Some particular items in the Bill are:
Asset threshold doubled – The asset value threshold for a debtor entering a debt agreement is currently $111,675.20.
As the EM explains, “due to the recent rises in Australian property prices, particularly in capital and major cities, the current threshold amount prevents a significant proportion of Australians from accessing the debt agreement system. Item 17 therefore doubles the threshold amount to ensure a greater proportion of debtors have access to the debt agreement system”, that is, to over $222,000.
Contributions compared to income – new paragraph 185C(4)(e) would provide that a debtor cannot give the Official Receiver a debt agreement proposal if the total payments under agreement exceed the debtor’s income by a certain percentage. The Attorney can determine this percentage by legislative instrument under new subsection 185C(4B).
Undue hardship – new subsection 185E(2AB), which provides that the Official Receiver can refuse to accept a debt agreement proposal for processing if the Official Receiver reasonably believes that complying with the debt agreement would cause undue hardship to the debtor.
Expenses – new subsection 185C(3B) which provides that a debt agreement proposal must detail the types of expenses the debt agreement administrator can recover. This requirement ensures that creditors and debtors have an opportunity to assess the reasonableness of an administrator’s practices in relation to expenses.
Referrers – new paragraphs 185C(2D)(f) and 185C(2D)(g), which require the proposed administrator to record details of any broker or referrer information, and declare whether an affected creditor is also a related entity, in the certificate required by subsection 185C(2D).
Cash incentives – under current law, a creditor could circumvent the requirement for debts to rank equally by requesting cash incentives from the proposed administrator in exchange for its acceptance of the debt agreement proposal. Therefore, new subsection 185EC(6) would introduce an offence for a proposed administrator who gives, agrees, or offers to give an affected creditor an incentive for voting a certain way on a debt agreement proposal.
Duty to refer offences – amends section 185LA to extend the duties of a debt agreement administrator to reflect those conferred on trustees under paragraphs 19(1)(h) and (i) of the Bankruptcy Act. This will improve the integrity of the debt agreement regime and ensure that misconduct is dealt with promptly by the appropriate law enforcement authorities.
Annual return deadline – amends subsection 185LEA(1) so that the applicable deadline for annual return submission is 25 business days after the financial year. This ensures consistency between the deadlines for trustee and debt agreement administrator annual returns and assists AFSA to perform its regulatory functions.

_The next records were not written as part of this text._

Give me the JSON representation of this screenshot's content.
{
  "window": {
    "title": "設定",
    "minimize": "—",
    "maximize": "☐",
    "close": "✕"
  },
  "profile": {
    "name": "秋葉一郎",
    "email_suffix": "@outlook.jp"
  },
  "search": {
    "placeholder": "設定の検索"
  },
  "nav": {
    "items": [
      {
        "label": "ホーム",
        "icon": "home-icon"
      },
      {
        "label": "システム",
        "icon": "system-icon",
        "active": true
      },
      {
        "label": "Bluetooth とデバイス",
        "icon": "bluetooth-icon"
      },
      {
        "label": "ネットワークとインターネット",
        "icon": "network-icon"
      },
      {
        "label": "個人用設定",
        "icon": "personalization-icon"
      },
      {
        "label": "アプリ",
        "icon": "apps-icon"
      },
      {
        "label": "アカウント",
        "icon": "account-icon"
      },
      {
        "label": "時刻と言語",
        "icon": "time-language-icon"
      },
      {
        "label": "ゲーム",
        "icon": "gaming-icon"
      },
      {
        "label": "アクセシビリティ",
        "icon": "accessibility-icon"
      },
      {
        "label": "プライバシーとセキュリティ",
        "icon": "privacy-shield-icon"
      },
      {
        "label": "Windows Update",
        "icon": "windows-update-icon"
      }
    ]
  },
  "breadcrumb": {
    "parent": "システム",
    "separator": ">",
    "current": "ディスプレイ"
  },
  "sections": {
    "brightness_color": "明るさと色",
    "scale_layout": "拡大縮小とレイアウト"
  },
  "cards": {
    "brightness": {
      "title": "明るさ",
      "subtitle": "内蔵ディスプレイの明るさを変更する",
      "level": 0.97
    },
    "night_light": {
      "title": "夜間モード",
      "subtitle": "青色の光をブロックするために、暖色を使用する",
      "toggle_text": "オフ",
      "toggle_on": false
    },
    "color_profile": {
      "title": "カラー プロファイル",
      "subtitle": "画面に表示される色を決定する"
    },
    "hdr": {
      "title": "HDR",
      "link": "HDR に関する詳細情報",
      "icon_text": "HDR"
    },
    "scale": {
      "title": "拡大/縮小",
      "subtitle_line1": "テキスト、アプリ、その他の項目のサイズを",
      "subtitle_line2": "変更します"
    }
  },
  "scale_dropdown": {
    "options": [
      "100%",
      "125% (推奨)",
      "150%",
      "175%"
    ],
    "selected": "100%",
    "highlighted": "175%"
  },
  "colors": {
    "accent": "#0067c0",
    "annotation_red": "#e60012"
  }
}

Insurance – the absence of a requirement to hold insurance is problematic because large amounts of money flow through the debt agreement system and the larger administrators deal with considerably larger inflows of money than an average registered trustee.
There would be new provisions that require debt agreement administrators to obtain adequate and appropriate professional indemnity and fidelity insurance, similar to the requirements set out in paragraph 20-20(4)(b) of the Bankruptcy Act, in order to have their applications for registration and renewal of registration approved by the Official Receiver.
Interview of applicants for registration – new subsection (1A) into section 186C to require the Inspector-General to interview applicants for registration as debt agreement administrators as soon as practicable after receiving the application. This amendment will minimise delays in processing applications and provide the Inspector-General with sufficient flexibility to adjust timeframes to reflect the varying levels of complexity that each application presents. This amendment aligns with a similar obligation for the assessment of trustee registrations.
Fit and proper – the Inspector-General may refuse to approve an application for registration if the individual is not a fit and proper person.